PROVIDED INFORMATION section start
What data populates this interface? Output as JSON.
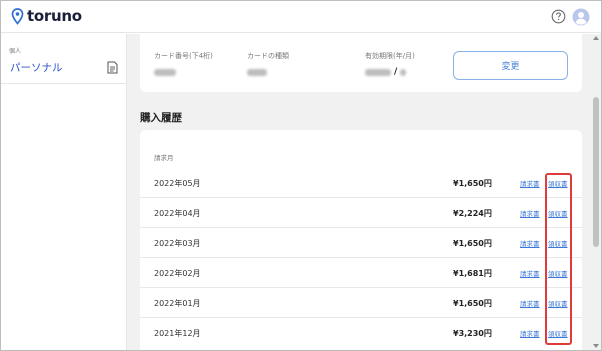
{
  "app": {
    "logo_text": "toruno",
    "logo_icon": "location-pin-icon",
    "help_icon": "question-circle-icon",
    "avatar_icon": "user-avatar-icon",
    "accent_color": "#3b78d8"
  },
  "sidebar": {
    "group_label": "個人",
    "items": [
      {
        "label": "パーソナル",
        "icon": "document-icon",
        "color": "#2c57c9"
      }
    ]
  },
  "card_info": {
    "fields": [
      {
        "label": "カード番号(下4桁)"
      },
      {
        "label": "カードの種類"
      },
      {
        "label": "有効期限(年/月)",
        "visible_separator": "/"
      }
    ],
    "change_button": "変更"
  },
  "purchase_history": {
    "title": "購入履歴",
    "column_header": "請求月",
    "rows": [
      {
        "month": "2022年05月",
        "amount": "¥1,650円",
        "invoice": "請求書",
        "receipt": "領収書"
      },
      {
        "month": "2022年04月",
        "amount": "¥2,224円",
        "invoice": "請求書",
        "receipt": "領収書"
      },
      {
        "month": "2022年03月",
        "amount": "¥1,650円",
        "invoice": "請求書",
        "receipt": "領収書"
      },
      {
        "month": "2022年02月",
        "amount": "¥1,681円",
        "invoice": "請求書",
        "receipt": "領収書"
      },
      {
        "month": "2022年01月",
        "amount": "¥1,650円",
        "invoice": "請求書",
        "receipt": "領収書"
      },
      {
        "month": "2021年12月",
        "amount": "¥3,230円",
        "invoice": "請求書",
        "receipt": "領収書"
      }
    ]
  },
  "annotation": {
    "highlight_color": "#e03b3b"
  }
}
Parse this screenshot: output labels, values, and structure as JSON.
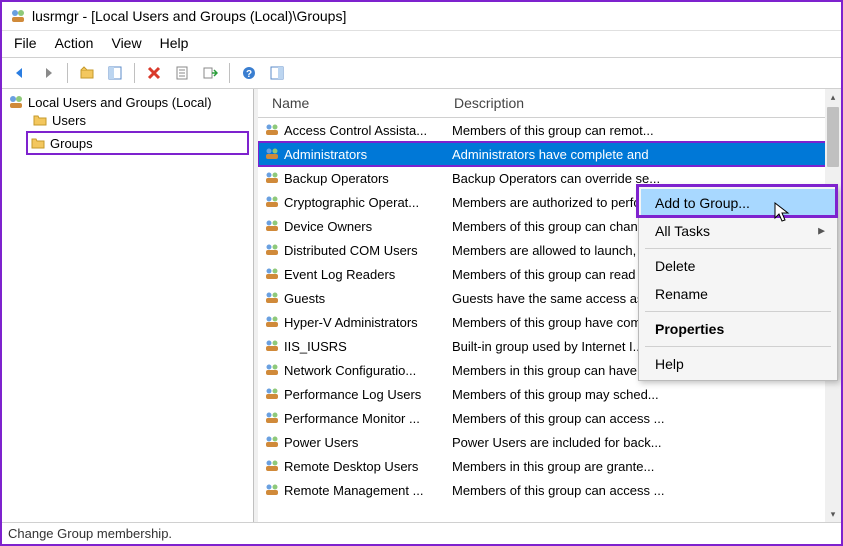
{
  "window": {
    "title": "lusrmgr - [Local Users and Groups (Local)\\Groups]"
  },
  "menubar": {
    "file": "File",
    "action": "Action",
    "view": "View",
    "help": "Help"
  },
  "tree": {
    "root": "Local Users and Groups (Local)",
    "users": "Users",
    "groups": "Groups"
  },
  "columns": {
    "name": "Name",
    "description": "Description"
  },
  "groups": [
    {
      "name": "Access Control Assista...",
      "desc": "Members of this group can remot..."
    },
    {
      "name": "Administrators",
      "desc": "Administrators have complete and ",
      "selected": true
    },
    {
      "name": "Backup Operators",
      "desc": "Backup Operators can override se..."
    },
    {
      "name": "Cryptographic Operat...",
      "desc": "Members are authorized to perfo..."
    },
    {
      "name": "Device Owners",
      "desc": "Members of this group can chan..."
    },
    {
      "name": "Distributed COM Users",
      "desc": "Members are allowed to launch, ..."
    },
    {
      "name": "Event Log Readers",
      "desc": "Members of this group can read ..."
    },
    {
      "name": "Guests",
      "desc": "Guests have the same access as ..."
    },
    {
      "name": "Hyper-V Administrators",
      "desc": "Members of this group have com..."
    },
    {
      "name": "IIS_IUSRS",
      "desc": "Built-in group used by Internet I..."
    },
    {
      "name": "Network Configuratio...",
      "desc": "Members in this group can have s..."
    },
    {
      "name": "Performance Log Users",
      "desc": "Members of this group may sched..."
    },
    {
      "name": "Performance Monitor ...",
      "desc": "Members of this group can access ..."
    },
    {
      "name": "Power Users",
      "desc": "Power Users are included for back..."
    },
    {
      "name": "Remote Desktop Users",
      "desc": "Members in this group are grante..."
    },
    {
      "name": "Remote Management ...",
      "desc": "Members of this group can access ..."
    }
  ],
  "context_menu": {
    "add_to_group": "Add to Group...",
    "all_tasks": "All Tasks",
    "delete": "Delete",
    "rename": "Rename",
    "properties": "Properties",
    "help": "Help"
  },
  "statusbar": {
    "text": "Change Group membership."
  }
}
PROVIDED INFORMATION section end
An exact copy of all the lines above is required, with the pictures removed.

### YOUR RESPONSE
What data populates this interface? Output as JSON.
{
  "app": {
    "logo_text": "toruno",
    "logo_icon": "location-pin-icon",
    "help_icon": "question-circle-icon",
    "avatar_icon": "user-avatar-icon",
    "accent_color": "#3b78d8"
  },
  "sidebar": {
    "group_label": "個人",
    "items": [
      {
        "label": "パーソナル",
        "icon": "document-icon",
        "color": "#2c57c9"
      }
    ]
  },
  "card_info": {
    "fields": [
      {
        "label": "カード番号(下4桁)"
      },
      {
        "label": "カードの種類"
      },
      {
        "label": "有効期限(年/月)",
        "visible_separator": "/"
      }
    ],
    "change_button": "変更"
  },
  "purchase_history": {
    "title": "購入履歴",
    "column_header": "請求月",
    "rows": [
      {
        "month": "2022年05月",
        "amount": "¥1,650円",
        "invoice": "請求書",
        "receipt": "領収書"
      },
      {
        "month": "2022年04月",
        "amount": "¥2,224円",
        "invoice": "請求書",
        "receipt": "領収書"
      },
      {
        "month": "2022年03月",
        "amount": "¥1,650円",
        "invoice": "請求書",
        "receipt": "領収書"
      },
      {
        "month": "2022年02月",
        "amount": "¥1,681円",
        "invoice": "請求書",
        "receipt": "領収書"
      },
      {
        "month": "2022年01月",
        "amount": "¥1,650円",
        "invoice": "請求書",
        "receipt": "領収書"
      },
      {
        "month": "2021年12月",
        "amount": "¥3,230円",
        "invoice": "請求書",
        "receipt": "領収書"
      }
    ]
  },
  "annotation": {
    "highlight_color": "#e03b3b"
  }
}
Parse this screenshot: output labels, values, and structure as JSON.
{
  "window": {
    "title": "lusrmgr - [Local Users and Groups (Local)\\Groups]"
  },
  "menubar": {
    "file": "File",
    "action": "Action",
    "view": "View",
    "help": "Help"
  },
  "tree": {
    "root": "Local Users and Groups (Local)",
    "users": "Users",
    "groups": "Groups"
  },
  "columns": {
    "name": "Name",
    "description": "Description"
  },
  "groups": [
    {
      "name": "Access Control Assista...",
      "desc": "Members of this group can remot..."
    },
    {
      "name": "Administrators",
      "desc": "Administrators have complete and ",
      "selected": true
    },
    {
      "name": "Backup Operators",
      "desc": "Backup Operators can override se..."
    },
    {
      "name": "Cryptographic Operat...",
      "desc": "Members are authorized to perfo..."
    },
    {
      "name": "Device Owners",
      "desc": "Members of this group can chan..."
    },
    {
      "name": "Distributed COM Users",
      "desc": "Members are allowed to launch, ..."
    },
    {
      "name": "Event Log Readers",
      "desc": "Members of this group can read ..."
    },
    {
      "name": "Guests",
      "desc": "Guests have the same access as ..."
    },
    {
      "name": "Hyper-V Administrators",
      "desc": "Members of this group have com..."
    },
    {
      "name": "IIS_IUSRS",
      "desc": "Built-in group used by Internet I..."
    },
    {
      "name": "Network Configuratio...",
      "desc": "Members in this group can have s..."
    },
    {
      "name": "Performance Log Users",
      "desc": "Members of this group may sched..."
    },
    {
      "name": "Performance Monitor ...",
      "desc": "Members of this group can access ..."
    },
    {
      "name": "Power Users",
      "desc": "Power Users are included for back..."
    },
    {
      "name": "Remote Desktop Users",
      "desc": "Members in this group are grante..."
    },
    {
      "name": "Remote Management ...",
      "desc": "Members of this group can access ..."
    }
  ],
  "context_menu": {
    "add_to_group": "Add to Group...",
    "all_tasks": "All Tasks",
    "delete": "Delete",
    "rename": "Rename",
    "properties": "Properties",
    "help": "Help"
  },
  "statusbar": {
    "text": "Change Group membership."
  }
}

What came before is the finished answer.